[Opening Records to use section]
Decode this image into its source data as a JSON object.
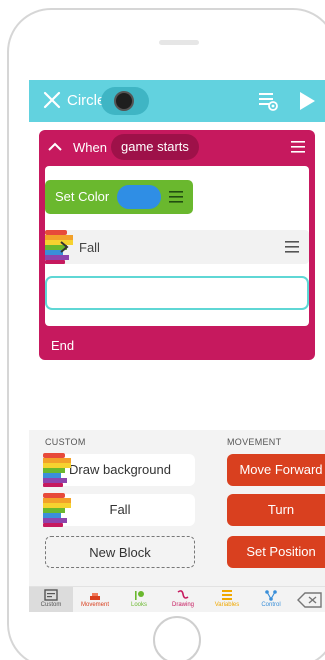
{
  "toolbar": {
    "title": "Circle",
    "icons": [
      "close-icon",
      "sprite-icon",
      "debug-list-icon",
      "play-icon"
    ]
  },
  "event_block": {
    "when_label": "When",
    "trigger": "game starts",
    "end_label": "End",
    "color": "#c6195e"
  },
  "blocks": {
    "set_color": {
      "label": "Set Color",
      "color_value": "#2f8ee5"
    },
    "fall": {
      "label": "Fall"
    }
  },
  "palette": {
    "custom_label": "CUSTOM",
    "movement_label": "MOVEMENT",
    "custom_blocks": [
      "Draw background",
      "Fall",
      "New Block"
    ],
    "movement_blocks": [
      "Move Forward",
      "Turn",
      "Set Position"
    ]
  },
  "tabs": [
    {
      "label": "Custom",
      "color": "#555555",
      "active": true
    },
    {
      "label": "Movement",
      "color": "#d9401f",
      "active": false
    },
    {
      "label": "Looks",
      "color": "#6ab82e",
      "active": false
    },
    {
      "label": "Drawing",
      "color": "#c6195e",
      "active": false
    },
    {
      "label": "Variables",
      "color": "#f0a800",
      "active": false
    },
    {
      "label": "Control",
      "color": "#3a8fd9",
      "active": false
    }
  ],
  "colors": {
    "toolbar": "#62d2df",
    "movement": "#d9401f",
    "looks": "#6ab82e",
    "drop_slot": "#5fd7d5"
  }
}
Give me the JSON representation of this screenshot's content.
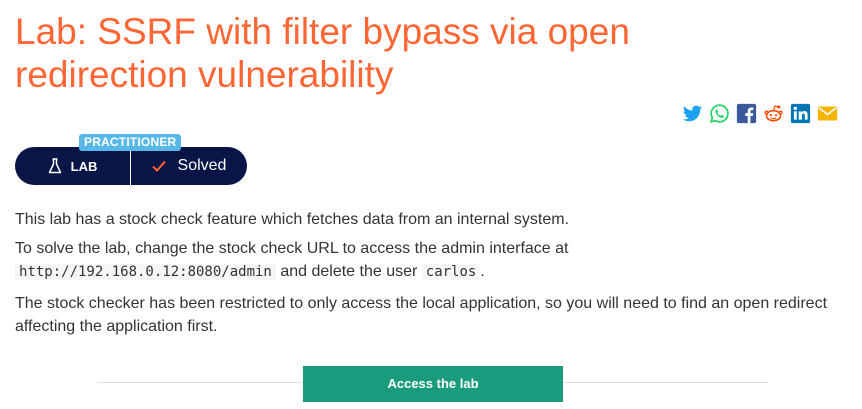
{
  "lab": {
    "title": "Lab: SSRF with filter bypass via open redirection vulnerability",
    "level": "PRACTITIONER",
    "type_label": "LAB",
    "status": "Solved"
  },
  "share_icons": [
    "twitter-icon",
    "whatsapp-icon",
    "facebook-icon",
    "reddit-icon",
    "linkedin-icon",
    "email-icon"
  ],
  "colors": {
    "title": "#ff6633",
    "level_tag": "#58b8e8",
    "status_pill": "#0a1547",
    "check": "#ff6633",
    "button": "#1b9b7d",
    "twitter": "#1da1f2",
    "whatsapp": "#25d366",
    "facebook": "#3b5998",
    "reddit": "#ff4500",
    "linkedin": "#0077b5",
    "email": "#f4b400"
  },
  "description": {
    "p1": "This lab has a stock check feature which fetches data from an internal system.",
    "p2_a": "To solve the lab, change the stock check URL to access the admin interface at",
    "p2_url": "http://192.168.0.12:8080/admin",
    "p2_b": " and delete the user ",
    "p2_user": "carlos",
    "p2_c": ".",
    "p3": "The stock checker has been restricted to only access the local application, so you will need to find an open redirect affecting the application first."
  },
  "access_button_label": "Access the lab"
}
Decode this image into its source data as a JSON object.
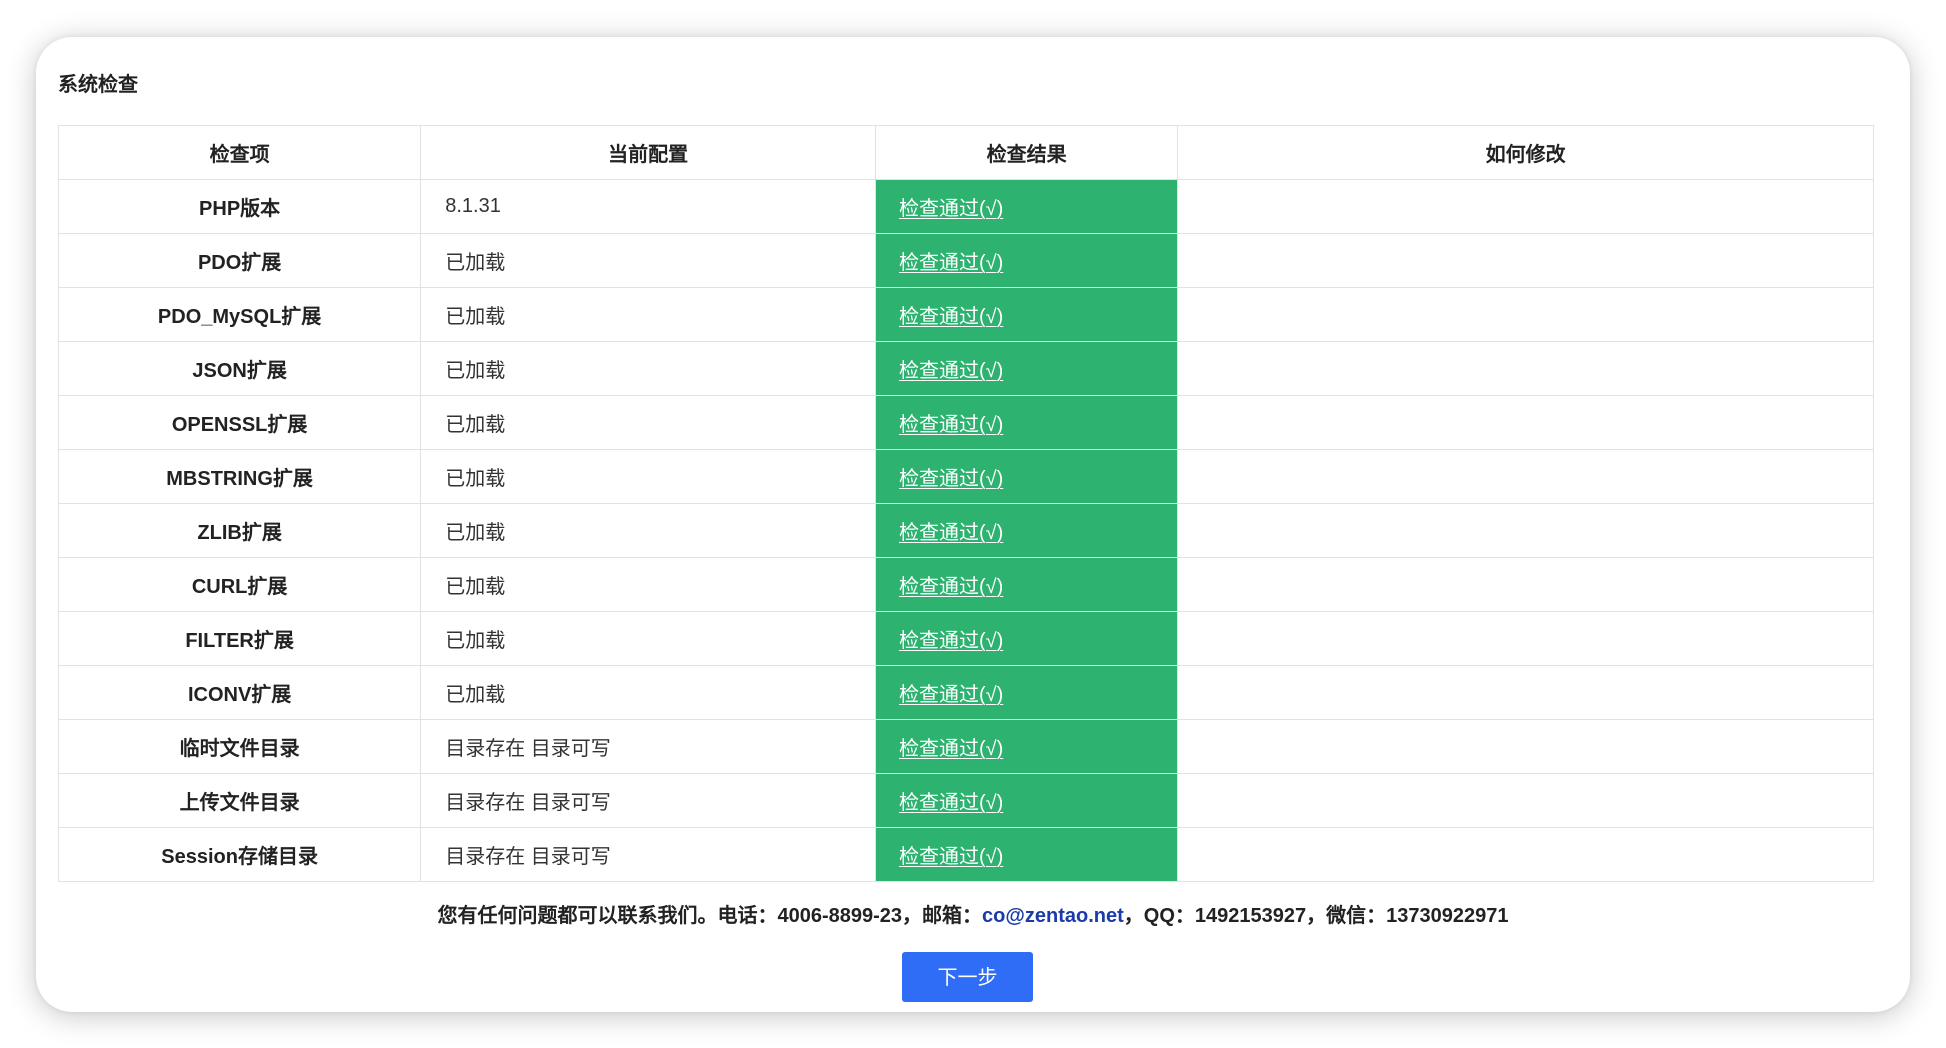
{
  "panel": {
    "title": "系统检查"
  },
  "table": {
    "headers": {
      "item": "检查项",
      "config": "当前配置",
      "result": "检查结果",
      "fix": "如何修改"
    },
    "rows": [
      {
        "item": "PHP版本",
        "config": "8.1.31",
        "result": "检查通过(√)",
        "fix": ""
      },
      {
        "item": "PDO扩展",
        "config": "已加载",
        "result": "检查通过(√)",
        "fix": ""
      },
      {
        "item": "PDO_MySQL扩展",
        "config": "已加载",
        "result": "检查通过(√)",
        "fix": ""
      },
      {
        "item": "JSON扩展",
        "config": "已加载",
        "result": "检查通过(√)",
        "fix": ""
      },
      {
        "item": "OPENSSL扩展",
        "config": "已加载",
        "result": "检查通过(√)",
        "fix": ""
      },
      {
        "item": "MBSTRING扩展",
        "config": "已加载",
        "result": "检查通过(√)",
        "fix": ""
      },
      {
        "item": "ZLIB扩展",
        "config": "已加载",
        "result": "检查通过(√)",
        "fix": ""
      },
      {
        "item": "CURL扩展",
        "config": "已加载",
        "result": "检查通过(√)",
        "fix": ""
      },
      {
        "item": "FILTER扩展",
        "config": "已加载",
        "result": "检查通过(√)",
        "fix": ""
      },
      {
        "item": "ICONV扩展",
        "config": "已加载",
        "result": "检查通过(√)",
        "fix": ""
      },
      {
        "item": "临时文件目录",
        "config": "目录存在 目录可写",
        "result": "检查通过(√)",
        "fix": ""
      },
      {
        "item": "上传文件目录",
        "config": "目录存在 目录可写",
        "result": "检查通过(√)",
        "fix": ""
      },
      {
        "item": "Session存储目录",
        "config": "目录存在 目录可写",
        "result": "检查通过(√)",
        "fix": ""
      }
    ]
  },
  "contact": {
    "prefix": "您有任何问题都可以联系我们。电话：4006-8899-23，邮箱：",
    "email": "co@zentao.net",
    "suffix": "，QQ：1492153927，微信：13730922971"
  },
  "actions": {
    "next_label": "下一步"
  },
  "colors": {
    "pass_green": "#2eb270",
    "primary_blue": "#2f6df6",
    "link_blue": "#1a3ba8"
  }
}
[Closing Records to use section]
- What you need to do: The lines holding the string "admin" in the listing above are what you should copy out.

- Response to this task:
    "p2_a": "To solve the lab, change the stock check URL to access the admin interface at",
    "p2_url": "http://192.168.0.12:8080/admin",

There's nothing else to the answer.